In Philadelphia, a nonprofit organization transformed an empty four-story elementary school that was frequented by trespassers and drug users into housing for 37 homeless veterans and low-income seniors. The $14 million project, led by Help USA, took advantage of federal dollars set aside to house homeless veterans.

Last summer, leaders in Daytona Beach, Florida, pitched in $3.5 million in public funds to help a local nonprofit convert an elementary school into a homeless shelter. Despite pushback from neighborhood residents, the plan secured a unanimous vote from its county council.

In Denver, school officials proposed turning an elementary school into affordable housing for teachers to combat expensive living costs and rapid gentrification. That idea is still up in the air, with some residents lobbying to reopen the building as a school.

Detroit is riddled with empty school buildings. Developers there are buying up properties to repurpose for residential use as they wait to see what the market will bear. The city’s private Catholic schools have seen more success in transforming old buildings into apartments, luxury condominiums, or a boutique office building because they are smaller, easier to renovate, and don’t have the same deed restrictions as public schools.

The same appears to be true in Baltimore, where a nonprofit group converted a 25,000-square-foot Catholic school into housing for women and children. The $6 million project, completed last month, uses federal housing vouchers to subsidize rent.

In Memphis, the community is still assessing what resources need to be tapped in response to this week’s tragic death.

“Simply dismissing this as a tragedy will only allow us to continue to absolve ourselves from the apathy and selfishness that allow people to go unseen,” said the Rev. Lisa Anderson, a Cumberland Presbyterian pastor who is executive director of the city’s Room in the Inn ministry.

academic insurance

Children’s Health Insurance Program is on the brink. Here’s why that matters for education
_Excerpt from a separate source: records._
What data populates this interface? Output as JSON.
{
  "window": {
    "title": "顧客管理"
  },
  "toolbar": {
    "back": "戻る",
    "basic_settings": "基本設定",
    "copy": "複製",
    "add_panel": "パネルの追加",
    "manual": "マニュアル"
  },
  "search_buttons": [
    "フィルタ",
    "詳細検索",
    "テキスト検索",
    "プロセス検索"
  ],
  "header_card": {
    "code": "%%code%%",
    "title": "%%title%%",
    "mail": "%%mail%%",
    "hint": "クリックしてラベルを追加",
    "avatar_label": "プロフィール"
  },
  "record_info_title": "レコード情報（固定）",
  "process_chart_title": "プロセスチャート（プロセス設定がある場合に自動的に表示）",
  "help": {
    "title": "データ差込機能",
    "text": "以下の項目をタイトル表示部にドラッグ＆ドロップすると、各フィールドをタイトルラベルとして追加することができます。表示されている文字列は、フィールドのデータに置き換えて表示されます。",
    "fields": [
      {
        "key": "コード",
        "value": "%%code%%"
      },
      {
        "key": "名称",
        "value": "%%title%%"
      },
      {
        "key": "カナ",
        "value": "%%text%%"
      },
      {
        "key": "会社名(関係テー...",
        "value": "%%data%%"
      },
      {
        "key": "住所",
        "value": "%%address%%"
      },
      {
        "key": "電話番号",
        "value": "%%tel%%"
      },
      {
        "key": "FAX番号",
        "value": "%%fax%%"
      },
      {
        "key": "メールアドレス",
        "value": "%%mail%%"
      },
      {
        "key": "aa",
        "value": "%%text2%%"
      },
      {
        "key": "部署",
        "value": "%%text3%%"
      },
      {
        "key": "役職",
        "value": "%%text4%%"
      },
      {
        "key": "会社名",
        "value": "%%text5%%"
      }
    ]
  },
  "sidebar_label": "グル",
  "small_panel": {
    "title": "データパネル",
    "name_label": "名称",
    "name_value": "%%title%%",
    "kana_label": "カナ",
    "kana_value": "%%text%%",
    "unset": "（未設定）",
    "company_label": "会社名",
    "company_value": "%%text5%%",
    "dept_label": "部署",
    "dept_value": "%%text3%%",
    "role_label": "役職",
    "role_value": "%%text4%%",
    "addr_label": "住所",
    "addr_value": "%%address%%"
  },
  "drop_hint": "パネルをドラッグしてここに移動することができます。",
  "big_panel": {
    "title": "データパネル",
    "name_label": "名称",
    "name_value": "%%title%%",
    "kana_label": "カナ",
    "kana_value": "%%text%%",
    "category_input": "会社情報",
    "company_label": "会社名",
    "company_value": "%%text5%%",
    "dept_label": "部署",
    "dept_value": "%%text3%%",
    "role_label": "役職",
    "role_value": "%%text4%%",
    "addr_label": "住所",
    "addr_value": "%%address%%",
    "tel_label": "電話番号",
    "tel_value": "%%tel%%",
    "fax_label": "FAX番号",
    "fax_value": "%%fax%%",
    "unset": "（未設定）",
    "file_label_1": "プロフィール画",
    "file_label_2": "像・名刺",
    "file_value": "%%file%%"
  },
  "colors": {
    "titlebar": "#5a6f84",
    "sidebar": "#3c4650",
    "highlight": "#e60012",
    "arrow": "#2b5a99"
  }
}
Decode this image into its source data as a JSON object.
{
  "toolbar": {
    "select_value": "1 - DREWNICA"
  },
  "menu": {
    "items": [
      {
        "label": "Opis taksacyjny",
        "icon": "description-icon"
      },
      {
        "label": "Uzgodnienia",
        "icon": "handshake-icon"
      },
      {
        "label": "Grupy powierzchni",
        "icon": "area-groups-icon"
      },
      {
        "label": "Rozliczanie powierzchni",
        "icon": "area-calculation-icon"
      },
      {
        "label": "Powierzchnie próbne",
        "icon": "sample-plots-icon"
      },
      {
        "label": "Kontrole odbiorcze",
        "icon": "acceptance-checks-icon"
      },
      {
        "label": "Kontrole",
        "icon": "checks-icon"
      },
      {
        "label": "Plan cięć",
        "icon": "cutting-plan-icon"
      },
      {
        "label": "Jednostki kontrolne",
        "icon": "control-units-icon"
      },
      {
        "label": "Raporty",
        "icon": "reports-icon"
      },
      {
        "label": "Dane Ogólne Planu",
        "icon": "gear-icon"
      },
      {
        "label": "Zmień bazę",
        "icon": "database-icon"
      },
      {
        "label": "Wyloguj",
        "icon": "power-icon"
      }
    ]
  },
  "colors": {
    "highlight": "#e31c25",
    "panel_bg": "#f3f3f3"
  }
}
The fate of the Children’s Health Insurance Program is in Congress’s hands — and children’s education, not just their health, may be at stake.

Congress passed a temporary extension of funding for of CHIP in December, through some states will run out of money shortly. The end of the program would come with obvious potential consequences, as CHIP, which covers approximately 9 million children, gives participants more access to health and dental care.

There may also be a less obvious result: Research has found that access to health insurance helps kids perform better on tests and stay in school longer.

A 2016 study, published in the peer-reviewed Journal of Human Resources, found that expanding Medicaid in the 1980s and 1990s increased students’ likelihood of completing high school and college.

“Our results indicate that the long-run benefits of public health insurance are substantial,” the researchers wrote.

Similarly, an earlier paper shows that broadening access to Medicaid or CHIP led to increases in student achievement.

“We find evidence that test scores in reading, but not math, increased for those children affected at birth by the increase in health insurance eligibility,” researchers Phillip Levine and Diane Whitmore Schanzenbach wrote.

In short, research suggests that when kids are healthier, they do better in school. That’s in line with common sense, as well as studies showing that children benefit academically when their families have access to direct anti-poverty programs like the earned income tax credit or cash benefits.

(Even if CHIP ends, affected children might still have access to subsidized insurance through the Affordable Care Act or other means. The Congressional Budget Office estimates that will be more costly in the long run.)

Congress appears likely to vote on a bill this week that includes a six-year CHIP extension, as as well as a temporary spending measure to avoid a federal government shutdown.